*EXERCISE INSTRUCTIONS*:
All entries should be printed precisely as written.

*** MATERIAL PROVIDED ***

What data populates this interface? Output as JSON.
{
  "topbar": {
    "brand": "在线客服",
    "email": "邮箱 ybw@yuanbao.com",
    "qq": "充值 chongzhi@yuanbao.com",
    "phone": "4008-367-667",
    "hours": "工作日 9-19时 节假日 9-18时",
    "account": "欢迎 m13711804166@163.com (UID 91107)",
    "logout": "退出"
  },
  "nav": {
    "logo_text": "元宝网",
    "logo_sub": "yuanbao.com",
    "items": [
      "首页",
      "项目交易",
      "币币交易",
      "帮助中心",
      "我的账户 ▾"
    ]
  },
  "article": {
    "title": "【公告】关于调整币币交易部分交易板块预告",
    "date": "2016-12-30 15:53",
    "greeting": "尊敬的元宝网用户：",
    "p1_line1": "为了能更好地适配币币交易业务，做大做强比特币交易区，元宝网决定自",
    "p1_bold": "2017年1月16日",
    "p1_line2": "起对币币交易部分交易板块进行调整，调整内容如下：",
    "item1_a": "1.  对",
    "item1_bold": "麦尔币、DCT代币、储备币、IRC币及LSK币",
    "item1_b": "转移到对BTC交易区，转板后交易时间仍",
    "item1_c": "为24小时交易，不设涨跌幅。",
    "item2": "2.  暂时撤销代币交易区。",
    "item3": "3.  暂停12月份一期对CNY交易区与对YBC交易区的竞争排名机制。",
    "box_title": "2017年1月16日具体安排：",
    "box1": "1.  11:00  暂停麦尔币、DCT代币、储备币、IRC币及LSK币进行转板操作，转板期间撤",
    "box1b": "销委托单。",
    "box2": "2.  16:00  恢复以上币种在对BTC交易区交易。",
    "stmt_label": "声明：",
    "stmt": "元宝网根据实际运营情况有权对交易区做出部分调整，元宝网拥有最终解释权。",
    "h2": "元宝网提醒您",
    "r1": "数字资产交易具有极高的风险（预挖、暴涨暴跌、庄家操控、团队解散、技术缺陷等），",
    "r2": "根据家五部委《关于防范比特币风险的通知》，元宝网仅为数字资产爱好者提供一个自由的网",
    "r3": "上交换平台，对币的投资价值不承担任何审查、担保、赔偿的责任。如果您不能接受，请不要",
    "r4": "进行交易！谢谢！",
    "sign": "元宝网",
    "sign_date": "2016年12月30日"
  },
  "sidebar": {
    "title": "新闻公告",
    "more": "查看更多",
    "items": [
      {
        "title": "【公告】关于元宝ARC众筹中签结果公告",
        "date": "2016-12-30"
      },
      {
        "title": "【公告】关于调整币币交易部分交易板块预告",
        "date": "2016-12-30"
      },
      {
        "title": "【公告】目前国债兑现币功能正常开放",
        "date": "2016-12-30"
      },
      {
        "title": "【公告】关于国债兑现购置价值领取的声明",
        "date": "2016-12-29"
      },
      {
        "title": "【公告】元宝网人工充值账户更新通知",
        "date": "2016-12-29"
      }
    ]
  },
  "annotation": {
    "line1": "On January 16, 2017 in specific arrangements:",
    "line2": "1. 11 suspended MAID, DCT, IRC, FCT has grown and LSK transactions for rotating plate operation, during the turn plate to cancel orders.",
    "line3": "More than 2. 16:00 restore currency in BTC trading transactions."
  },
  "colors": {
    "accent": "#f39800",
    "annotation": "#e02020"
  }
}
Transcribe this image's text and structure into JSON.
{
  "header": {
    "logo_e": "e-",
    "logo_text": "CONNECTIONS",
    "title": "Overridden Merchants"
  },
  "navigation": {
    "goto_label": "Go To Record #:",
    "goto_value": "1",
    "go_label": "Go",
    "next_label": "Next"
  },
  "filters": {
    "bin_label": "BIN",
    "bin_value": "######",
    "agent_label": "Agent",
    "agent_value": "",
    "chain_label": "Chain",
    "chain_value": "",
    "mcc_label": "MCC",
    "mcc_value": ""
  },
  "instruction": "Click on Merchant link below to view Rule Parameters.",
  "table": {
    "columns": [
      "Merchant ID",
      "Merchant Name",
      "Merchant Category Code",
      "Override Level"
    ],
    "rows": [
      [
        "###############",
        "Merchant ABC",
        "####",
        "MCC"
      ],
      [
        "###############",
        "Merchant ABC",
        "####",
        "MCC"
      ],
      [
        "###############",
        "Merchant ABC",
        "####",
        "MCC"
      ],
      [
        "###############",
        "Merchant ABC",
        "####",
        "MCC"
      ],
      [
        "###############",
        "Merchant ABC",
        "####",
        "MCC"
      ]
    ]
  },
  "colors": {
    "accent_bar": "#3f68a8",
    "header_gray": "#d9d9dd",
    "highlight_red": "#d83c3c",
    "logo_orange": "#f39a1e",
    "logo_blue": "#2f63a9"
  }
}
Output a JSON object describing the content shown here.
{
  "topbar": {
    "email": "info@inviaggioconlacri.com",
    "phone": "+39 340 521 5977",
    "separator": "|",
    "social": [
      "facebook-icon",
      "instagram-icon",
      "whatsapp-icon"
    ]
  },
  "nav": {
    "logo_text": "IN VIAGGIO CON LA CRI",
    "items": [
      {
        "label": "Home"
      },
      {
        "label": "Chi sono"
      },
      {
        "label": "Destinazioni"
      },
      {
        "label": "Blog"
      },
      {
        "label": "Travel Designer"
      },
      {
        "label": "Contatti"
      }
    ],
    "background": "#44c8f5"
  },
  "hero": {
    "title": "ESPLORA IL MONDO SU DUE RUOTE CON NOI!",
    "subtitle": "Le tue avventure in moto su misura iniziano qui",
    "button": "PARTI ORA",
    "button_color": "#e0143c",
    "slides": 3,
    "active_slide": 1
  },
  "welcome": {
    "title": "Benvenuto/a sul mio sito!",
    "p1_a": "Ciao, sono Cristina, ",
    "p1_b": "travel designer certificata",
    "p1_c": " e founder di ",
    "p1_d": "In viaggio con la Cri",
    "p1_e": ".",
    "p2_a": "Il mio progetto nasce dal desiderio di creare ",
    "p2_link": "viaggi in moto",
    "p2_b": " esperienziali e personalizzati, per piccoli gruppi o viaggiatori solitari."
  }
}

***

*OUTPUT OF THE EXERCISE*:
What data populates this interface? Output as JSON.
{
  "topbar": {
    "brand": "在线客服",
    "email": "邮箱 ybw@yuanbao.com",
    "qq": "充值 chongzhi@yuanbao.com",
    "phone": "4008-367-667",
    "hours": "工作日 9-19时 节假日 9-18时",
    "account": "欢迎 m13711804166@163.com (UID 91107)",
    "logout": "退出"
  },
  "nav": {
    "logo_text": "元宝网",
    "logo_sub": "yuanbao.com",
    "items": [
      "首页",
      "项目交易",
      "币币交易",
      "帮助中心",
      "我的账户 ▾"
    ]
  },
  "article": {
    "title": "【公告】关于调整币币交易部分交易板块预告",
    "date": "2016-12-30 15:53",
    "greeting": "尊敬的元宝网用户：",
    "p1_line1": "为了能更好地适配币币交易业务，做大做强比特币交易区，元宝网决定自",
    "p1_bold": "2017年1月16日",
    "p1_line2": "起对币币交易部分交易板块进行调整，调整内容如下：",
    "item1_a": "1.  对",
    "item1_bold": "麦尔币、DCT代币、储备币、IRC币及LSK币",
    "item1_b": "转移到对BTC交易区，转板后交易时间仍",
    "item1_c": "为24小时交易，不设涨跌幅。",
    "item2": "2.  暂时撤销代币交易区。",
    "item3": "3.  暂停12月份一期对CNY交易区与对YBC交易区的竞争排名机制。",
    "box_title": "2017年1月16日具体安排：",
    "box1": "1.  11:00  暂停麦尔币、DCT代币、储备币、IRC币及LSK币进行转板操作，转板期间撤",
    "box1b": "销委托单。",
    "box2": "2.  16:00  恢复以上币种在对BTC交易区交易。",
    "stmt_label": "声明：",
    "stmt": "元宝网根据实际运营情况有权对交易区做出部分调整，元宝网拥有最终解释权。",
    "h2": "元宝网提醒您",
    "r1": "数字资产交易具有极高的风险（预挖、暴涨暴跌、庄家操控、团队解散、技术缺陷等），",
    "r2": "根据家五部委《关于防范比特币风险的通知》，元宝网仅为数字资产爱好者提供一个自由的网",
    "r3": "上交换平台，对币的投资价值不承担任何审查、担保、赔偿的责任。如果您不能接受，请不要",
    "r4": "进行交易！谢谢！",
    "sign": "元宝网",
    "sign_date": "2016年12月30日"
  },
  "sidebar": {
    "title": "新闻公告",
    "more": "查看更多",
    "items": [
      {
        "title": "【公告】关于元宝ARC众筹中签结果公告",
        "date": "2016-12-30"
      },
      {
        "title": "【公告】关于调整币币交易部分交易板块预告",
        "date": "2016-12-30"
      },
      {
        "title": "【公告】目前国债兑现币功能正常开放",
        "date": "2016-12-30"
      },
      {
        "title": "【公告】关于国债兑现购置价值领取的声明",
        "date": "2016-12-29"
      },
      {
        "title": "【公告】元宝网人工充值账户更新通知",
        "date": "2016-12-29"
      }
    ]
  },
  "annotation": {
    "line1": "On January 16, 2017 in specific arrangements:",
    "line2": "1. 11 suspended MAID, DCT, IRC, FCT has grown and LSK transactions for rotating plate operation, during the turn plate to cancel orders.",
    "line3": "More than 2. 16:00 restore currency in BTC trading transactions."
  },
  "colors": {
    "accent": "#f39800",
    "annotation": "#e02020"
  }
}
Transcribe this image's text and structure into JSON.
{
  "header": {
    "logo_e": "e-",
    "logo_text": "CONNECTIONS",
    "title": "Overridden Merchants"
  },
  "navigation": {
    "goto_label": "Go To Record #:",
    "goto_value": "1",
    "go_label": "Go",
    "next_label": "Next"
  },
  "filters": {
    "bin_label": "BIN",
    "bin_value": "######",
    "agent_label": "Agent",
    "agent_value": "",
    "chain_label": "Chain",
    "chain_value": "",
    "mcc_label": "MCC",
    "mcc_value": ""
  },
  "instruction": "Click on Merchant link below to view Rule Parameters.",
  "table": {
    "columns": [
      "Merchant ID",
      "Merchant Name",
      "Merchant Category Code",
      "Override Level"
    ],
    "rows": [
      [
        "###############",
        "Merchant ABC",
        "####",
        "MCC"
      ],
      [
        "###############",
        "Merchant ABC",
        "####",
        "MCC"
      ],
      [
        "###############",
        "Merchant ABC",
        "####",
        "MCC"
      ],
      [
        "###############",
        "Merchant ABC",
        "####",
        "MCC"
      ],
      [
        "###############",
        "Merchant ABC",
        "####",
        "MCC"
      ]
    ]
  },
  "colors": {
    "accent_bar": "#3f68a8",
    "header_gray": "#d9d9dd",
    "highlight_red": "#d83c3c",
    "logo_orange": "#f39a1e",
    "logo_blue": "#2f63a9"
  }
}
Output a JSON object describing the content shown here.
{
  "topbar": {
    "email": "info@inviaggioconlacri.com",
    "phone": "+39 340 521 5977",
    "separator": "|",
    "social": [
      "facebook-icon",
      "instagram-icon",
      "whatsapp-icon"
    ]
  },
  "nav": {
    "logo_text": "IN VIAGGIO CON LA CRI",
    "items": [
      {
        "label": "Home"
      },
      {
        "label": "Chi sono"
      },
      {
        "label": "Destinazioni"
      },
      {
        "label": "Blog"
      },
      {
        "label": "Travel Designer"
      },
      {
        "label": "Contatti"
      }
    ],
    "background": "#44c8f5"
  },
  "hero": {
    "title": "ESPLORA IL MONDO SU DUE RUOTE CON NOI!",
    "subtitle": "Le tue avventure in moto su misura iniziano qui",
    "button": "PARTI ORA",
    "button_color": "#e0143c",
    "slides": 3,
    "active_slide": 1
  },
  "welcome": {
    "title": "Benvenuto/a sul mio sito!",
    "p1_a": "Ciao, sono Cristina, ",
    "p1_b": "travel designer certificata",
    "p1_c": " e founder di ",
    "p1_d": "In viaggio con la Cri",
    "p1_e": ".",
    "p2_a": "Il mio progetto nasce dal desiderio di creare ",
    "p2_link": "viaggi in moto",
    "p2_b": " esperienziali e personalizzati, per piccoli gruppi o viaggiatori solitari."
  }
}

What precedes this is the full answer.